(MATERIAL PROVIDED begins)

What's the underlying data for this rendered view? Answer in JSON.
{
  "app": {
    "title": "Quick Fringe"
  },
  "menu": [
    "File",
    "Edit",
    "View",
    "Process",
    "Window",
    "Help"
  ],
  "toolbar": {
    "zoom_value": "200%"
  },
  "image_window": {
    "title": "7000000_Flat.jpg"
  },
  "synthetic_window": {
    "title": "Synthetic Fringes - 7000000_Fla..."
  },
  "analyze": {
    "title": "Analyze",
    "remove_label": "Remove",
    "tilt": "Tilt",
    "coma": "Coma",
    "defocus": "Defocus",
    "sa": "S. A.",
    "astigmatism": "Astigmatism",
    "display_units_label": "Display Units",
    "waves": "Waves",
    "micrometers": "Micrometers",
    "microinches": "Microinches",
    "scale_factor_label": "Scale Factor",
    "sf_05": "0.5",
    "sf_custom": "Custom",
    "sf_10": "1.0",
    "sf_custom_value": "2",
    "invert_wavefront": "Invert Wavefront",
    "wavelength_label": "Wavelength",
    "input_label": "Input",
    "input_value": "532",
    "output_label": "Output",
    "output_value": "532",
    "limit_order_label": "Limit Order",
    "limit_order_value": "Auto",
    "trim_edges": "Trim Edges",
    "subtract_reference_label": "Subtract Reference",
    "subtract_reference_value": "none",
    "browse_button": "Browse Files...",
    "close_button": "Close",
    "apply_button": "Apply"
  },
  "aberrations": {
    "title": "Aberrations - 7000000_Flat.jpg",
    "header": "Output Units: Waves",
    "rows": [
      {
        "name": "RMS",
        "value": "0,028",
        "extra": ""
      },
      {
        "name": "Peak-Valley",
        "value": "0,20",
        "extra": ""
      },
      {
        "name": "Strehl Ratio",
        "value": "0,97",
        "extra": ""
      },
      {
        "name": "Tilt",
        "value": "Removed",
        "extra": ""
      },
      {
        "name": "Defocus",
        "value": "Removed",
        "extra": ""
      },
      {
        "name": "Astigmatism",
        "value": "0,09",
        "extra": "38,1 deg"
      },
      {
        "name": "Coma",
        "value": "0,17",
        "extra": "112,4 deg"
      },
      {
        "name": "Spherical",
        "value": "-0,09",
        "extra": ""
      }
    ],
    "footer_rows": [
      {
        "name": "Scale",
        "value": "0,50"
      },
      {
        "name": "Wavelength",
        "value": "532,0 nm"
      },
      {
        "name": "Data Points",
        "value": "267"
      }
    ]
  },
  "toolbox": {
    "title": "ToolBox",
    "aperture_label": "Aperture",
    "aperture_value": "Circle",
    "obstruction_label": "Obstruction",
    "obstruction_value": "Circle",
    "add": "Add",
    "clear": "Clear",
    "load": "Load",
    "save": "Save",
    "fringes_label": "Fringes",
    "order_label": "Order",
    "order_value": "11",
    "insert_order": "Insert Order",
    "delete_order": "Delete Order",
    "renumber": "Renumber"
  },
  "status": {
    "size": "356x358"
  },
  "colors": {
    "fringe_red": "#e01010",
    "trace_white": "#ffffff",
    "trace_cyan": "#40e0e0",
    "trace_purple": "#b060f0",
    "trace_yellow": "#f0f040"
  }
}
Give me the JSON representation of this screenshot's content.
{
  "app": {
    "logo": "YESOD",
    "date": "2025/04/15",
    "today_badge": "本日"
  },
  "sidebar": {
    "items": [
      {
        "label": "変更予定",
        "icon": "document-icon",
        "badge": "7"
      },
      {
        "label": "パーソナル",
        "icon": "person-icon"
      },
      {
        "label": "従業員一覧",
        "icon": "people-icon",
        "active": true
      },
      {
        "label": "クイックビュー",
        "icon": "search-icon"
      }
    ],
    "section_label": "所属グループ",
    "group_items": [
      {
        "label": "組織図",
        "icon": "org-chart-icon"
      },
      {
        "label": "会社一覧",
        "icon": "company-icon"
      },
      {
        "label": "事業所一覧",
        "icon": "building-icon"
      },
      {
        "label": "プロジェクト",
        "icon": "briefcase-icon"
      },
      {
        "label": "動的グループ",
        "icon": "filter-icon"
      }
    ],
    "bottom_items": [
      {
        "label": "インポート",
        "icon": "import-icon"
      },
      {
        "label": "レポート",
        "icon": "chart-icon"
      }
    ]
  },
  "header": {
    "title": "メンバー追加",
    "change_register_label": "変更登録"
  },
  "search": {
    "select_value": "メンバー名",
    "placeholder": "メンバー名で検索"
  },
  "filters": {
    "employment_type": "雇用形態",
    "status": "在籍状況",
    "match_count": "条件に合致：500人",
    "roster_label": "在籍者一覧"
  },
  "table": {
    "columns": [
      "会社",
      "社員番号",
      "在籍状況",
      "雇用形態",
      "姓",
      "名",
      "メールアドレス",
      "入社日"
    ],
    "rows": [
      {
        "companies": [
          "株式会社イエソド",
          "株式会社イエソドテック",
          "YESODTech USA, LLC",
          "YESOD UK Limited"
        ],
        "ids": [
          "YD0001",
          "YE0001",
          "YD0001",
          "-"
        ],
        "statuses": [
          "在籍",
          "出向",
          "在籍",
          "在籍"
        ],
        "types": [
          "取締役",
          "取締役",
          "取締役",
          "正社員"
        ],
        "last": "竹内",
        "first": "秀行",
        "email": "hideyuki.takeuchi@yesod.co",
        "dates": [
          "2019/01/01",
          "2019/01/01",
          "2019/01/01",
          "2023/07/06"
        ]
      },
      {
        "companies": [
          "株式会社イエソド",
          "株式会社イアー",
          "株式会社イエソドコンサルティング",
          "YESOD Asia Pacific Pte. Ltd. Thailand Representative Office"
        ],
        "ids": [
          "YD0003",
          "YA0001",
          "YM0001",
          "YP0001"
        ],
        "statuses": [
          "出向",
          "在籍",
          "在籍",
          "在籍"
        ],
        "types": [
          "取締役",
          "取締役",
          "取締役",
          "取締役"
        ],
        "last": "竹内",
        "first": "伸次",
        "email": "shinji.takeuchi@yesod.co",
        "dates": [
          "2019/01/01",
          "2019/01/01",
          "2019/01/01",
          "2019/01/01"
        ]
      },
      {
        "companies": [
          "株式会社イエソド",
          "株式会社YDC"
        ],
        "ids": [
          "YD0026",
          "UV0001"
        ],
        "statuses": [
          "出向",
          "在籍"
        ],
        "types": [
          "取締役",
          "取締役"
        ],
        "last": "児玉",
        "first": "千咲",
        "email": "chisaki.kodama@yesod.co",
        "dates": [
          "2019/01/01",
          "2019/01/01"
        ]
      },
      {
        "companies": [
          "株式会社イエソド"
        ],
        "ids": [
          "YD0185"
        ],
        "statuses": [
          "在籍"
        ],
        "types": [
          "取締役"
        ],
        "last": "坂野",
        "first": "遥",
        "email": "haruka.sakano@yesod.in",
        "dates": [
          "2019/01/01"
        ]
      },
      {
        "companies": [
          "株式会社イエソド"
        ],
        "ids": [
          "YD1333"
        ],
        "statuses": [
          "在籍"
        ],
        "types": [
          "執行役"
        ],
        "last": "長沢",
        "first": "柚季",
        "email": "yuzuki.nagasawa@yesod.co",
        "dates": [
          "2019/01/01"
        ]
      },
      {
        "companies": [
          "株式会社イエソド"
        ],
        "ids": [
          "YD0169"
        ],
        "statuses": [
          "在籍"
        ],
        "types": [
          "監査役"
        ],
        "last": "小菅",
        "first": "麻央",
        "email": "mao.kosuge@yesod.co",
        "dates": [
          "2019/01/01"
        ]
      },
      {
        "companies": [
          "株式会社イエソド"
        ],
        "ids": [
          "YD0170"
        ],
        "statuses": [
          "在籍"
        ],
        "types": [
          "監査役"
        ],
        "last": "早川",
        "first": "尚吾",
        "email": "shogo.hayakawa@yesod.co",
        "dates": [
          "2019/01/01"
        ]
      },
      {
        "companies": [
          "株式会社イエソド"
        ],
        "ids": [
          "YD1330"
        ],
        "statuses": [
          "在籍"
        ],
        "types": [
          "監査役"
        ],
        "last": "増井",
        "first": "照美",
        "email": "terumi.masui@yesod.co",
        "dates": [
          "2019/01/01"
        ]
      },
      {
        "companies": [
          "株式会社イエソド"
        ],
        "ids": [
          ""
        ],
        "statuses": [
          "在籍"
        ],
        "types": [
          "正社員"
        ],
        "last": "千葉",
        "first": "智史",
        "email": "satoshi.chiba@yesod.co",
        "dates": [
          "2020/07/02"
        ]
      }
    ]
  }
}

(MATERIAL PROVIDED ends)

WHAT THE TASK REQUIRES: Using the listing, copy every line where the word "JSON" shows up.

EXERCISE ANSWER:
What's the underlying data for this rendered view? Answer in JSON.
Give me the JSON representation of this screenshot's content.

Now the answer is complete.